Exercise requirements
Copy every line in the records below that contains the word "name".

Input
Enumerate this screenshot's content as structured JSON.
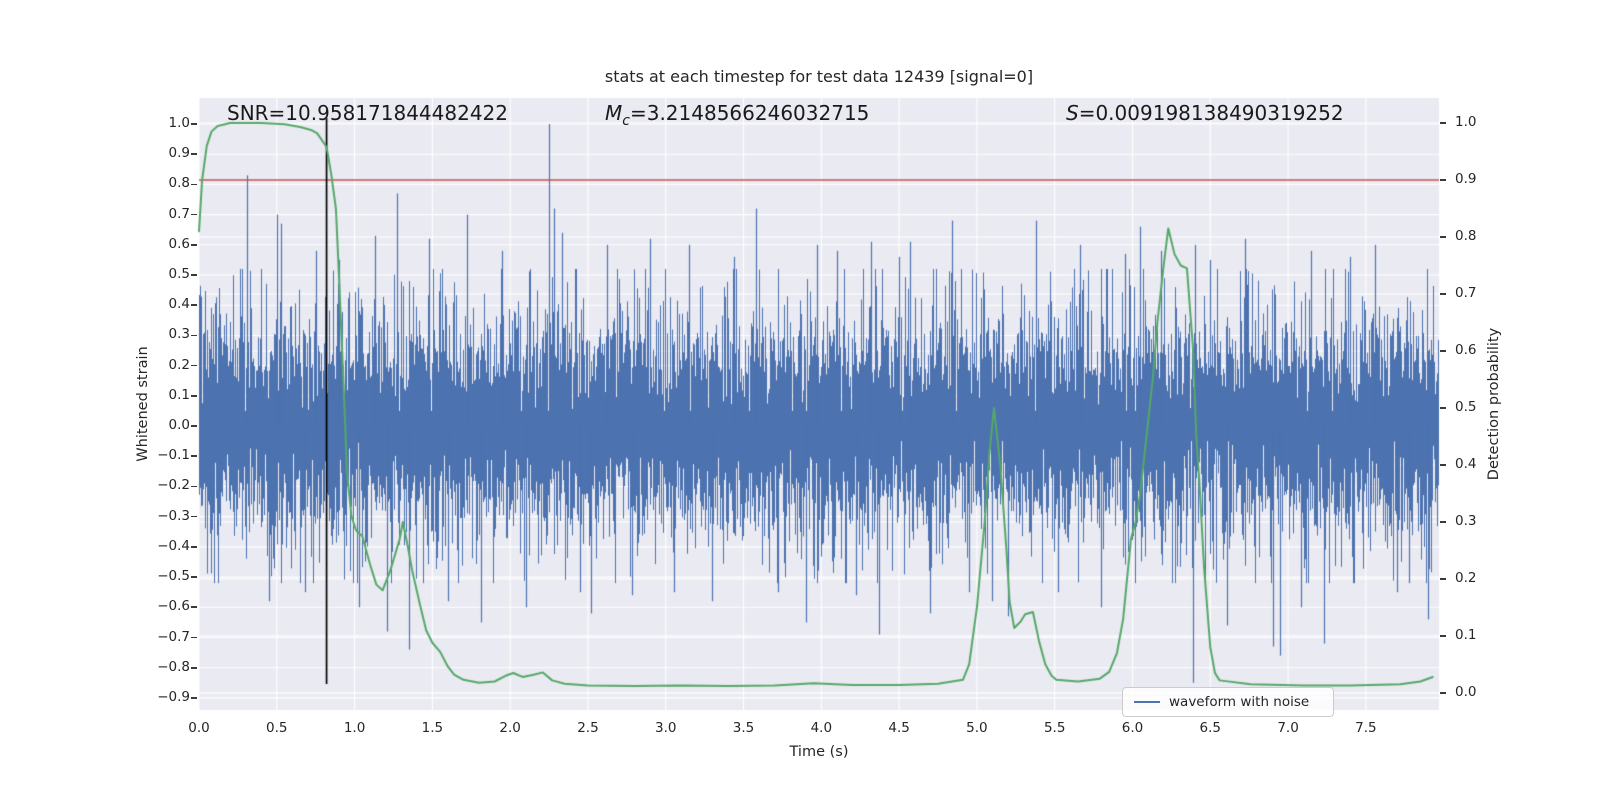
{
  "figure": {
    "background": "#ffffff",
    "plot_background": "#eaeaf2",
    "grid_color": "#ffffff",
    "text_color": "#262626"
  },
  "annotations": {
    "snr": "SNR=10.958171844482422",
    "mc_symbol": "M",
    "mc_subscript": "c",
    "mc_value": "=3.2148566246032715",
    "s_symbol": "S",
    "s_value": "=0.009198138490319252"
  },
  "chart_data": {
    "type": "line",
    "title": "stats at each timestep for test data 12439 [signal=0]",
    "xlabel": "Time (s)",
    "ylabel_left": "Whitened strain",
    "ylabel_right": "Detection probability",
    "xlim": [
      0,
      7.97
    ],
    "ylim_left": [
      -0.94,
      1.086
    ],
    "ylim_right": [
      -0.03,
      1.044
    ],
    "x_ticks": [
      0.0,
      0.5,
      1.0,
      1.5,
      2.0,
      2.5,
      3.0,
      3.5,
      4.0,
      4.5,
      5.0,
      5.5,
      6.0,
      6.5,
      7.0,
      7.5
    ],
    "y_ticks_left": [
      1.0,
      0.9,
      0.8,
      0.7,
      0.6,
      0.5,
      0.4,
      0.3,
      0.2,
      0.1,
      0.0,
      -0.1,
      -0.2,
      -0.3,
      -0.4,
      -0.5,
      -0.6,
      -0.7,
      -0.8,
      -0.9
    ],
    "y_ticks_right": [
      1.0,
      0.9,
      0.8,
      0.7,
      0.6,
      0.5,
      0.4,
      0.3,
      0.2,
      0.1,
      0.0
    ],
    "grid": true,
    "legend": {
      "label": "waveform with noise",
      "loc": "lower right"
    },
    "series": {
      "waveform": {
        "name": "waveform with noise",
        "color": "#4c72b0",
        "axis": "left",
        "noise": {
          "seed": 20439,
          "sigma": 0.16,
          "samples_per_column": 9,
          "excursion_prob": 0.3,
          "excursion_scale": 0.1,
          "max_abs": 0.52
        },
        "spikes": [
          [
            0.31,
            0.83
          ],
          [
            0.45,
            -0.58
          ],
          [
            0.5,
            0.7
          ],
          [
            0.53,
            0.67
          ],
          [
            0.68,
            -0.55
          ],
          [
            0.75,
            0.58
          ],
          [
            0.9,
            0.55
          ],
          [
            1.03,
            -0.6
          ],
          [
            1.13,
            0.63
          ],
          [
            1.21,
            -0.68
          ],
          [
            1.27,
            0.77
          ],
          [
            1.35,
            -0.74
          ],
          [
            1.48,
            0.62
          ],
          [
            1.6,
            -0.58
          ],
          [
            1.72,
            0.7
          ],
          [
            1.81,
            -0.65
          ],
          [
            1.95,
            0.58
          ],
          [
            2.1,
            -0.6
          ],
          [
            2.25,
            1.0
          ],
          [
            2.28,
            0.72
          ],
          [
            2.33,
            0.64
          ],
          [
            2.45,
            -0.55
          ],
          [
            2.52,
            -0.62
          ],
          [
            2.62,
            0.6
          ],
          [
            2.78,
            -0.56
          ],
          [
            2.9,
            0.62
          ],
          [
            3.05,
            -0.55
          ],
          [
            3.15,
            0.6
          ],
          [
            3.3,
            -0.58
          ],
          [
            3.44,
            0.56
          ],
          [
            3.58,
            0.72
          ],
          [
            3.72,
            -0.55
          ],
          [
            3.9,
            -0.65
          ],
          [
            3.97,
            0.6
          ],
          [
            4.1,
            0.58
          ],
          [
            4.22,
            -0.56
          ],
          [
            4.32,
            0.61
          ],
          [
            4.37,
            -0.69
          ],
          [
            4.5,
            0.56
          ],
          [
            4.57,
            0.61
          ],
          [
            4.7,
            -0.62
          ],
          [
            4.84,
            0.68
          ],
          [
            4.95,
            -0.55
          ],
          [
            5.1,
            -0.58
          ],
          [
            5.2,
            -0.63
          ],
          [
            5.38,
            0.68
          ],
          [
            5.52,
            -0.55
          ],
          [
            5.66,
            0.6
          ],
          [
            5.8,
            -0.6
          ],
          [
            5.95,
            0.57
          ],
          [
            6.05,
            0.66
          ],
          [
            6.18,
            0.58
          ],
          [
            6.39,
            -0.85
          ],
          [
            6.4,
            0.6
          ],
          [
            6.5,
            0.55
          ],
          [
            6.61,
            -0.66
          ],
          [
            6.72,
            0.62
          ],
          [
            6.9,
            -0.73
          ],
          [
            6.95,
            -0.76
          ],
          [
            7.08,
            -0.6
          ],
          [
            7.15,
            0.58
          ],
          [
            7.23,
            -0.72
          ],
          [
            7.4,
            0.56
          ],
          [
            7.56,
            0.6
          ],
          [
            7.7,
            -0.55
          ],
          [
            7.78,
            -0.52
          ],
          [
            7.9,
            -0.64
          ]
        ]
      },
      "detection_probability": {
        "name": "detection probability",
        "color": "#55a868",
        "axis": "right",
        "points": [
          [
            0.0,
            0.81
          ],
          [
            0.02,
            0.9
          ],
          [
            0.05,
            0.96
          ],
          [
            0.08,
            0.985
          ],
          [
            0.12,
            0.995
          ],
          [
            0.2,
            1.0
          ],
          [
            0.4,
            1.0
          ],
          [
            0.55,
            0.998
          ],
          [
            0.65,
            0.993
          ],
          [
            0.72,
            0.988
          ],
          [
            0.76,
            0.982
          ],
          [
            0.82,
            0.958
          ],
          [
            0.85,
            0.91
          ],
          [
            0.88,
            0.85
          ],
          [
            0.9,
            0.73
          ],
          [
            0.92,
            0.6
          ],
          [
            0.94,
            0.47
          ],
          [
            0.95,
            0.39
          ],
          [
            0.98,
            0.31
          ],
          [
            1.01,
            0.285
          ],
          [
            1.05,
            0.275
          ],
          [
            1.1,
            0.225
          ],
          [
            1.14,
            0.19
          ],
          [
            1.18,
            0.18
          ],
          [
            1.23,
            0.215
          ],
          [
            1.29,
            0.27
          ],
          [
            1.31,
            0.3
          ],
          [
            1.34,
            0.26
          ],
          [
            1.37,
            0.215
          ],
          [
            1.42,
            0.155
          ],
          [
            1.46,
            0.11
          ],
          [
            1.5,
            0.088
          ],
          [
            1.55,
            0.072
          ],
          [
            1.6,
            0.046
          ],
          [
            1.64,
            0.032
          ],
          [
            1.7,
            0.023
          ],
          [
            1.8,
            0.018
          ],
          [
            1.9,
            0.02
          ],
          [
            1.97,
            0.03
          ],
          [
            2.02,
            0.035
          ],
          [
            2.08,
            0.028
          ],
          [
            2.15,
            0.032
          ],
          [
            2.21,
            0.036
          ],
          [
            2.27,
            0.022
          ],
          [
            2.35,
            0.016
          ],
          [
            2.5,
            0.013
          ],
          [
            2.8,
            0.012
          ],
          [
            3.1,
            0.013
          ],
          [
            3.4,
            0.012
          ],
          [
            3.7,
            0.013
          ],
          [
            3.95,
            0.017
          ],
          [
            4.2,
            0.014
          ],
          [
            4.5,
            0.014
          ],
          [
            4.75,
            0.016
          ],
          [
            4.91,
            0.023
          ],
          [
            4.95,
            0.05
          ],
          [
            5.0,
            0.15
          ],
          [
            5.05,
            0.3
          ],
          [
            5.08,
            0.42
          ],
          [
            5.11,
            0.5
          ],
          [
            5.15,
            0.4
          ],
          [
            5.19,
            0.25
          ],
          [
            5.21,
            0.16
          ],
          [
            5.24,
            0.114
          ],
          [
            5.28,
            0.125
          ],
          [
            5.31,
            0.138
          ],
          [
            5.36,
            0.142
          ],
          [
            5.4,
            0.09
          ],
          [
            5.44,
            0.05
          ],
          [
            5.48,
            0.03
          ],
          [
            5.51,
            0.023
          ],
          [
            5.65,
            0.02
          ],
          [
            5.79,
            0.025
          ],
          [
            5.85,
            0.037
          ],
          [
            5.9,
            0.07
          ],
          [
            5.94,
            0.13
          ],
          [
            5.99,
            0.27
          ],
          [
            6.02,
            0.3
          ],
          [
            6.05,
            0.35
          ],
          [
            6.09,
            0.45
          ],
          [
            6.13,
            0.55
          ],
          [
            6.16,
            0.65
          ],
          [
            6.2,
            0.75
          ],
          [
            6.23,
            0.815
          ],
          [
            6.27,
            0.77
          ],
          [
            6.31,
            0.75
          ],
          [
            6.35,
            0.745
          ],
          [
            6.39,
            0.6
          ],
          [
            6.41,
            0.45
          ],
          [
            6.43,
            0.37
          ],
          [
            6.46,
            0.22
          ],
          [
            6.48,
            0.15
          ],
          [
            6.5,
            0.08
          ],
          [
            6.53,
            0.035
          ],
          [
            6.56,
            0.022
          ],
          [
            6.76,
            0.015
          ],
          [
            7.1,
            0.013
          ],
          [
            7.4,
            0.013
          ],
          [
            7.72,
            0.015
          ],
          [
            7.85,
            0.02
          ],
          [
            7.93,
            0.028
          ]
        ]
      },
      "threshold": {
        "name": "detection threshold",
        "color": "#c44e52",
        "axis": "right",
        "value": 0.9
      },
      "event_marker": {
        "name": "event time marker",
        "color": "#000000",
        "t": 0.82
      }
    }
  }
}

Solution
        "name": "waveform with noise",
        "name": "detection probability",
        "name": "detection threshold",
        "name": "event time marker",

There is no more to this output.